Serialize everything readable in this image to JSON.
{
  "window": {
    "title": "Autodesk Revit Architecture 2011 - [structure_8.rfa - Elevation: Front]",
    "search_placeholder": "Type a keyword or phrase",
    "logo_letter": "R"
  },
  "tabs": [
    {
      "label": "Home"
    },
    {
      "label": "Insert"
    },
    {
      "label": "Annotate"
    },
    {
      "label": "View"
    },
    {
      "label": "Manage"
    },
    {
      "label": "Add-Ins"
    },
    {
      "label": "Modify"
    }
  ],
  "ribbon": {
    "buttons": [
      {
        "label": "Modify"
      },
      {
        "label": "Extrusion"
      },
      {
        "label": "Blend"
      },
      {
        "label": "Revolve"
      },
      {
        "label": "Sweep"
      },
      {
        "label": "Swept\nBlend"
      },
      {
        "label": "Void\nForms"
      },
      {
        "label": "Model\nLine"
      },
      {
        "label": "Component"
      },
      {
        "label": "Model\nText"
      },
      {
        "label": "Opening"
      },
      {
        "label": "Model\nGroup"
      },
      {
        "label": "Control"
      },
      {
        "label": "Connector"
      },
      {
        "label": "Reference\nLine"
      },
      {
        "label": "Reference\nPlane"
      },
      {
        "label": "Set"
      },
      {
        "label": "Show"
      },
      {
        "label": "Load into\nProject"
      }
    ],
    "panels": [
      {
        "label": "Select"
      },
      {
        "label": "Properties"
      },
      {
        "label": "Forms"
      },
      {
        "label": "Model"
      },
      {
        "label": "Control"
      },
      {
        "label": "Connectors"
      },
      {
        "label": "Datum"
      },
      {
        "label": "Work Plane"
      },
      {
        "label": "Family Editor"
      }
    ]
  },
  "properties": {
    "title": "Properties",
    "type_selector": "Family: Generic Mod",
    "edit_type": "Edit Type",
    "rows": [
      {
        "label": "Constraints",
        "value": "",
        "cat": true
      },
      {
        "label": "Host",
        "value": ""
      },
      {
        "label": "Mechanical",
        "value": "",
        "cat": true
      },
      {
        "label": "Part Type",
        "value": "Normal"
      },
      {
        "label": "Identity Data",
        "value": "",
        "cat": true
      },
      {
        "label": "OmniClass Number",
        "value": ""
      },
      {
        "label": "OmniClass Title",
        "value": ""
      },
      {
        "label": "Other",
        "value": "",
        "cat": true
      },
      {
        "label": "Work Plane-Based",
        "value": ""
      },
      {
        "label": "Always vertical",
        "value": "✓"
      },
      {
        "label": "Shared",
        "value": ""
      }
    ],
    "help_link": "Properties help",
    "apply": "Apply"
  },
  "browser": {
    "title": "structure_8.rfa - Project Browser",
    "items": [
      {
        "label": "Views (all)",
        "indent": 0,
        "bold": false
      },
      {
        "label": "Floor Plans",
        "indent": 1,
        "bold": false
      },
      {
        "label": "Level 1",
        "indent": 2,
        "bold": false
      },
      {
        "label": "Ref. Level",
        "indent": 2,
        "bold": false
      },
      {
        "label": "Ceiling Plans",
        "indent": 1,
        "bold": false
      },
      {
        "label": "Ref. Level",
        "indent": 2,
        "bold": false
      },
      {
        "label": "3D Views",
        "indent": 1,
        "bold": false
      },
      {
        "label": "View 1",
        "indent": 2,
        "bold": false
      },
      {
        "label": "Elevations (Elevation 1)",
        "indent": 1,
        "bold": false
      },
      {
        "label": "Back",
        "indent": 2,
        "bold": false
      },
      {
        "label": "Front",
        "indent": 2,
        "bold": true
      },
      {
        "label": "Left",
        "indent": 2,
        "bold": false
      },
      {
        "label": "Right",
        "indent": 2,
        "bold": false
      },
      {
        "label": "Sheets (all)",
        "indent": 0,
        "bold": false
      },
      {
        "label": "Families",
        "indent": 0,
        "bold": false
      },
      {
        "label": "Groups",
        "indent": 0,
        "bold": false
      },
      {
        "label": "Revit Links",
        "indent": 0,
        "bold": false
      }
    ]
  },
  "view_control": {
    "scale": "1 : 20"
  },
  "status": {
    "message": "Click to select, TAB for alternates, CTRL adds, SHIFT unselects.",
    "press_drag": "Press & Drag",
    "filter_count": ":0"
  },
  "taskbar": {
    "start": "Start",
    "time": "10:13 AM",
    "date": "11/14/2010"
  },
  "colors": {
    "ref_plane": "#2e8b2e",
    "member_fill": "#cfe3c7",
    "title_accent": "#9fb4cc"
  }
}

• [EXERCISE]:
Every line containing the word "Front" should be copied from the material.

• [PROBLEM SOLUTION]:
    "title": "Autodesk Revit Architecture 2011 - [structure_8.rfa - Elevation: Front]",
        "label": "Front",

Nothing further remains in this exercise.